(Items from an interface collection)
────────────────────

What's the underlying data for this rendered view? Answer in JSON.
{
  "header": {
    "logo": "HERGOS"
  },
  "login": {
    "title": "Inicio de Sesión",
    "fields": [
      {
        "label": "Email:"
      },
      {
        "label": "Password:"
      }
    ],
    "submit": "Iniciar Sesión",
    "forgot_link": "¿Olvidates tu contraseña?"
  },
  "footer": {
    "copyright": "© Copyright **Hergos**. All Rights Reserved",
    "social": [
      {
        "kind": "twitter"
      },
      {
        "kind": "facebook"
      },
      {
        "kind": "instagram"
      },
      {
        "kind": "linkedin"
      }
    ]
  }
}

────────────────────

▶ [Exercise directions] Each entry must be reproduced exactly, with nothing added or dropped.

▶ [Your response]
What's the underlying data for this rendered view? Answer in JSON.
{
  "header": {
    "logo": "HERGOS"
  },
  "login": {
    "title": "Inicio de Sesión",
    "fields": [
      {
        "label": "Email:"
      },
      {
        "label": "Password:"
      }
    ],
    "submit": "Iniciar Sesión",
    "forgot_link": "¿Olvidates tu contraseña?"
  },
  "footer": {
    "copyright": "© Copyright **Hergos**. All Rights Reserved",
    "social": [
      {
        "kind": "twitter"
      },
      {
        "kind": "facebook"
      },
      {
        "kind": "instagram"
      },
      {
        "kind": "linkedin"
      }
    ]
  }
}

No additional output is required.